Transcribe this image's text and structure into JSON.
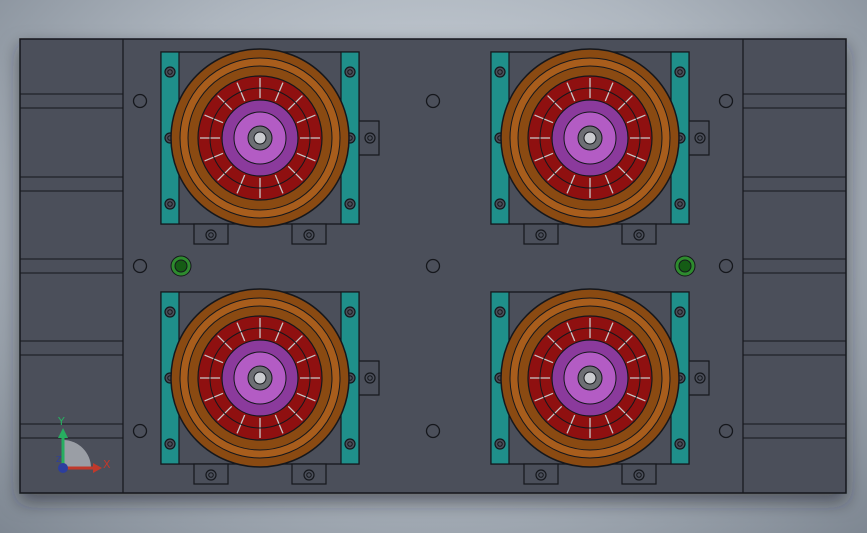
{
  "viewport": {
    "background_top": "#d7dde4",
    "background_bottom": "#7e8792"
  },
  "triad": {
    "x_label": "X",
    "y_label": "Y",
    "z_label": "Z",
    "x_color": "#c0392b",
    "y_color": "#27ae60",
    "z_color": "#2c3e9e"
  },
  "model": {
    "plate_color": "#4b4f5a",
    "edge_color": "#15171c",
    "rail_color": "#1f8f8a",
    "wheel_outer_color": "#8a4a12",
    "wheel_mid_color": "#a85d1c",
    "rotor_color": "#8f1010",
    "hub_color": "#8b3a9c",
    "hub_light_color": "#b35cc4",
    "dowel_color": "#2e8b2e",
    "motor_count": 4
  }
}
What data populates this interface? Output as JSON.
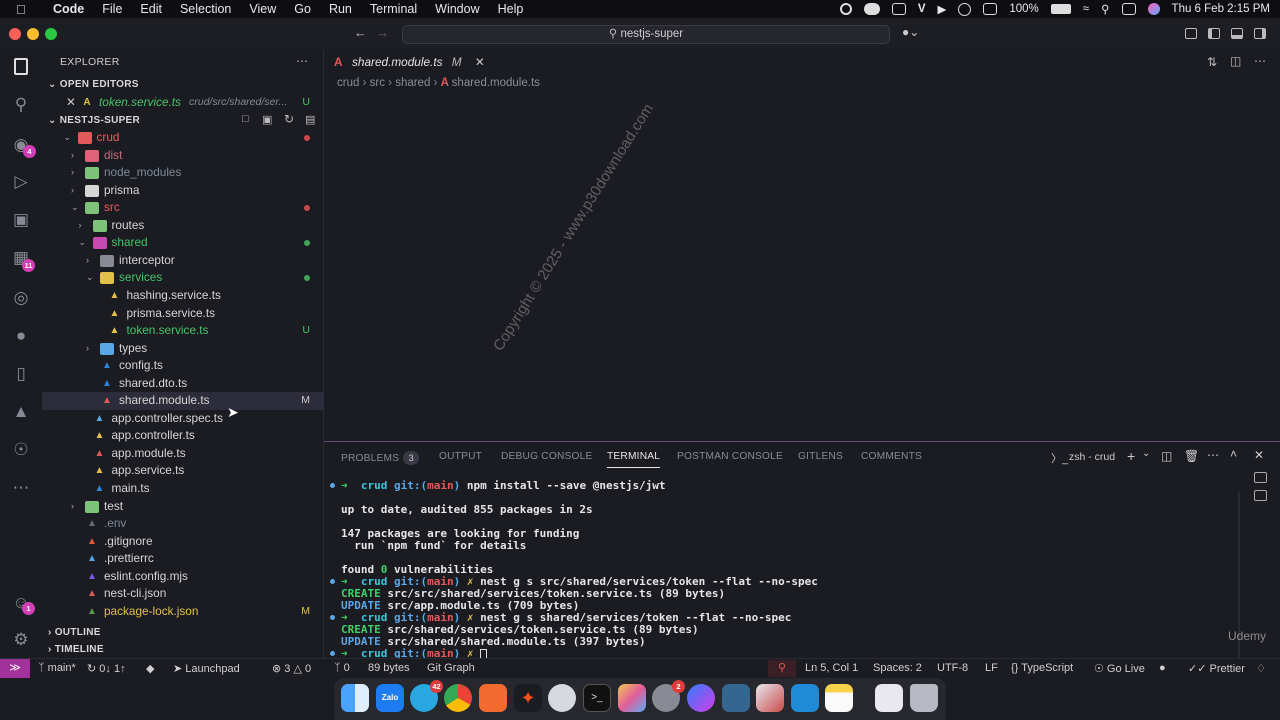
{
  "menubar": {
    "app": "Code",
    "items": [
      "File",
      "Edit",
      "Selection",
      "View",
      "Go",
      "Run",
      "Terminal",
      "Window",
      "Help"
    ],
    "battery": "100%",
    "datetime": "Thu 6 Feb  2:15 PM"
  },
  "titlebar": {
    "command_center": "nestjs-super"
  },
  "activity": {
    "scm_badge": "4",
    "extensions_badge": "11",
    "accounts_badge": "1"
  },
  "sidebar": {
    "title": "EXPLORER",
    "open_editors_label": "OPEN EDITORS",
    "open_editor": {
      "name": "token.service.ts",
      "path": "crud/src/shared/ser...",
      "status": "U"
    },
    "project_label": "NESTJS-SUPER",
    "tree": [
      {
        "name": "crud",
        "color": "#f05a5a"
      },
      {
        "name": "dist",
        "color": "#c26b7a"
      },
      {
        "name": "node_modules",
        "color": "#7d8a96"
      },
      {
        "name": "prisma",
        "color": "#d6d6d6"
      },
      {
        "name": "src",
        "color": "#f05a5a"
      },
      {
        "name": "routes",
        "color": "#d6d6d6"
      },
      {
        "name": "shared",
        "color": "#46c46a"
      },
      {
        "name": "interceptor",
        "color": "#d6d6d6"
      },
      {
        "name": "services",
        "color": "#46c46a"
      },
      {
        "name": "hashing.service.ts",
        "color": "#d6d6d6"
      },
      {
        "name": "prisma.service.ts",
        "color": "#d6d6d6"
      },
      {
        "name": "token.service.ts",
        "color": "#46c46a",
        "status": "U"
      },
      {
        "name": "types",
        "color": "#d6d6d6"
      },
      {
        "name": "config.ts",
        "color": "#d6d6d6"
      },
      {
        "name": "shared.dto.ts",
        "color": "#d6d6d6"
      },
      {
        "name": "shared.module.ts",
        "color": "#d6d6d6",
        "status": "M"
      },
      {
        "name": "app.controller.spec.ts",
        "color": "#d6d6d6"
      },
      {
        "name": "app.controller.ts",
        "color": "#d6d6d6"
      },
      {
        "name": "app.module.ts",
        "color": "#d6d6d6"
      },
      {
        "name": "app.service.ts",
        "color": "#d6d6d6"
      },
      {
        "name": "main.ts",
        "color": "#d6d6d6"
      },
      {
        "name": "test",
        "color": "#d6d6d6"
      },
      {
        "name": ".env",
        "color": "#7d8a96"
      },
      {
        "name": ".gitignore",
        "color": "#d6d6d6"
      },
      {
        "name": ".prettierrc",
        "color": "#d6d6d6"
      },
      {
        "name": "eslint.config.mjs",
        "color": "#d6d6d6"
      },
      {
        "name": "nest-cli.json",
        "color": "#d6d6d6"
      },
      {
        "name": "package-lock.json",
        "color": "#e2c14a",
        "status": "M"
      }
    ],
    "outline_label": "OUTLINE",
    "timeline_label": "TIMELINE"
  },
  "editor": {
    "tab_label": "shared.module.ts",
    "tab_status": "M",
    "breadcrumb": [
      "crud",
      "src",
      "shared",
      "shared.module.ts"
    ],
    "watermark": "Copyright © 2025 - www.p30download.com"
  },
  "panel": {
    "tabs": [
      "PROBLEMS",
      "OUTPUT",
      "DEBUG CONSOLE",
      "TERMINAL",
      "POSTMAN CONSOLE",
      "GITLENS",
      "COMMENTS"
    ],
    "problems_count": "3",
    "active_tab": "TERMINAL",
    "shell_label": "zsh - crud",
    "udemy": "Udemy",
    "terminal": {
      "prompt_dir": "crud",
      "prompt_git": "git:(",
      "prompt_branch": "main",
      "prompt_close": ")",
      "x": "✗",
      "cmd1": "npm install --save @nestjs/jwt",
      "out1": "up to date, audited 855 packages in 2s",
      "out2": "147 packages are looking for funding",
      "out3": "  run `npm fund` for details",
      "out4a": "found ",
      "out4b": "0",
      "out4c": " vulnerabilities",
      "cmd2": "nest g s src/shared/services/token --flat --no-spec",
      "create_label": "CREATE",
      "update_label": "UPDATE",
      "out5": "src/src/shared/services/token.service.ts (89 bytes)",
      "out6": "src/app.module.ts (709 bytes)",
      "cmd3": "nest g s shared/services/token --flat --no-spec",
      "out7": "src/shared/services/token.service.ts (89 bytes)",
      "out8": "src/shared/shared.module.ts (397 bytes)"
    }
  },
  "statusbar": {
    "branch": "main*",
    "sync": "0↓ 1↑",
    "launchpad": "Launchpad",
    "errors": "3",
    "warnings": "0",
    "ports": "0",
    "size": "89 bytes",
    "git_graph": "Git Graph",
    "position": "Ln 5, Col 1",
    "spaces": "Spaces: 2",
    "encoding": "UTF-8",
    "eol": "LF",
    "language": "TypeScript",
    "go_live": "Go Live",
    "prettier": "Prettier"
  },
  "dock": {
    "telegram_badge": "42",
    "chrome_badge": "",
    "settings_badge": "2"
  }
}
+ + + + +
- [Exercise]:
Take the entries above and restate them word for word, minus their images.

- [Solution to the problem]:
Transcribe this image's text and structure into JSON.
{
  "viewport": {
    "background_top": "#d7dde4",
    "background_bottom": "#7e8792"
  },
  "triad": {
    "x_label": "X",
    "y_label": "Y",
    "z_label": "Z",
    "x_color": "#c0392b",
    "y_color": "#27ae60",
    "z_color": "#2c3e9e"
  },
  "model": {
    "plate_color": "#4b4f5a",
    "edge_color": "#15171c",
    "rail_color": "#1f8f8a",
    "wheel_outer_color": "#8a4a12",
    "wheel_mid_color": "#a85d1c",
    "rotor_color": "#8f1010",
    "hub_color": "#8b3a9c",
    "hub_light_color": "#b35cc4",
    "dowel_color": "#2e8b2e",
    "motor_count": 4
  }
}
What data populates this interface? Output as JSON.
{
  "menubar": {
    "app": "Code",
    "items": [
      "File",
      "Edit",
      "Selection",
      "View",
      "Go",
      "Run",
      "Terminal",
      "Window",
      "Help"
    ],
    "battery": "100%",
    "datetime": "Thu 6 Feb  2:15 PM"
  },
  "titlebar": {
    "command_center": "nestjs-super"
  },
  "activity": {
    "scm_badge": "4",
    "extensions_badge": "11",
    "accounts_badge": "1"
  },
  "sidebar": {
    "title": "EXPLORER",
    "open_editors_label": "OPEN EDITORS",
    "open_editor": {
      "name": "token.service.ts",
      "path": "crud/src/shared/ser...",
      "status": "U"
    },
    "project_label": "NESTJS-SUPER",
    "tree": [
      {
        "name": "crud",
        "color": "#f05a5a"
      },
      {
        "name": "dist",
        "color": "#c26b7a"
      },
      {
        "name": "node_modules",
        "color": "#7d8a96"
      },
      {
        "name": "prisma",
        "color": "#d6d6d6"
      },
      {
        "name": "src",
        "color": "#f05a5a"
      },
      {
        "name": "routes",
        "color": "#d6d6d6"
      },
      {
        "name": "shared",
        "color": "#46c46a"
      },
      {
        "name": "interceptor",
        "color": "#d6d6d6"
      },
      {
        "name": "services",
        "color": "#46c46a"
      },
      {
        "name": "hashing.service.ts",
        "color": "#d6d6d6"
      },
      {
        "name": "prisma.service.ts",
        "color": "#d6d6d6"
      },
      {
        "name": "token.service.ts",
        "color": "#46c46a",
        "status": "U"
      },
      {
        "name": "types",
        "color": "#d6d6d6"
      },
      {
        "name": "config.ts",
        "color": "#d6d6d6"
      },
      {
        "name": "shared.dto.ts",
        "color": "#d6d6d6"
      },
      {
        "name": "shared.module.ts",
        "color": "#d6d6d6",
        "status": "M"
      },
      {
        "name": "app.controller.spec.ts",
        "color": "#d6d6d6"
      },
      {
        "name": "app.controller.ts",
        "color": "#d6d6d6"
      },
      {
        "name": "app.module.ts",
        "color": "#d6d6d6"
      },
      {
        "name": "app.service.ts",
        "color": "#d6d6d6"
      },
      {
        "name": "main.ts",
        "color": "#d6d6d6"
      },
      {
        "name": "test",
        "color": "#d6d6d6"
      },
      {
        "name": ".env",
        "color": "#7d8a96"
      },
      {
        "name": ".gitignore",
        "color": "#d6d6d6"
      },
      {
        "name": ".prettierrc",
        "color": "#d6d6d6"
      },
      {
        "name": "eslint.config.mjs",
        "color": "#d6d6d6"
      },
      {
        "name": "nest-cli.json",
        "color": "#d6d6d6"
      },
      {
        "name": "package-lock.json",
        "color": "#e2c14a",
        "status": "M"
      }
    ],
    "outline_label": "OUTLINE",
    "timeline_label": "TIMELINE"
  },
  "editor": {
    "tab_label": "shared.module.ts",
    "tab_status": "M",
    "breadcrumb": [
      "crud",
      "src",
      "shared",
      "shared.module.ts"
    ],
    "watermark": "Copyright © 2025 - www.p30download.com"
  },
  "panel": {
    "tabs": [
      "PROBLEMS",
      "OUTPUT",
      "DEBUG CONSOLE",
      "TERMINAL",
      "POSTMAN CONSOLE",
      "GITLENS",
      "COMMENTS"
    ],
    "problems_count": "3",
    "active_tab": "TERMINAL",
    "shell_label": "zsh - crud",
    "udemy": "Udemy",
    "terminal": {
      "prompt_dir": "crud",
      "prompt_git": "git:(",
      "prompt_branch": "main",
      "prompt_close": ")",
      "x": "✗",
      "cmd1": "npm install --save @nestjs/jwt",
      "out1": "up to date, audited 855 packages in 2s",
      "out2": "147 packages are looking for funding",
      "out3": "  run `npm fund` for details",
      "out4a": "found ",
      "out4b": "0",
      "out4c": " vulnerabilities",
      "cmd2": "nest g s src/shared/services/token --flat --no-spec",
      "create_label": "CREATE",
      "update_label": "UPDATE",
      "out5": "src/src/shared/services/token.service.ts (89 bytes)",
      "out6": "src/app.module.ts (709 bytes)",
      "cmd3": "nest g s shared/services/token --flat --no-spec",
      "out7": "src/shared/services/token.service.ts (89 bytes)",
      "out8": "src/shared/shared.module.ts (397 bytes)"
    }
  },
  "statusbar": {
    "branch": "main*",
    "sync": "0↓ 1↑",
    "launchpad": "Launchpad",
    "errors": "3",
    "warnings": "0",
    "ports": "0",
    "size": "89 bytes",
    "git_graph": "Git Graph",
    "position": "Ln 5, Col 1",
    "spaces": "Spaces: 2",
    "encoding": "UTF-8",
    "eol": "LF",
    "language": "TypeScript",
    "go_live": "Go Live",
    "prettier": "Prettier"
  },
  "dock": {
    "telegram_badge": "42",
    "chrome_badge": "",
    "settings_badge": "2"
  }
}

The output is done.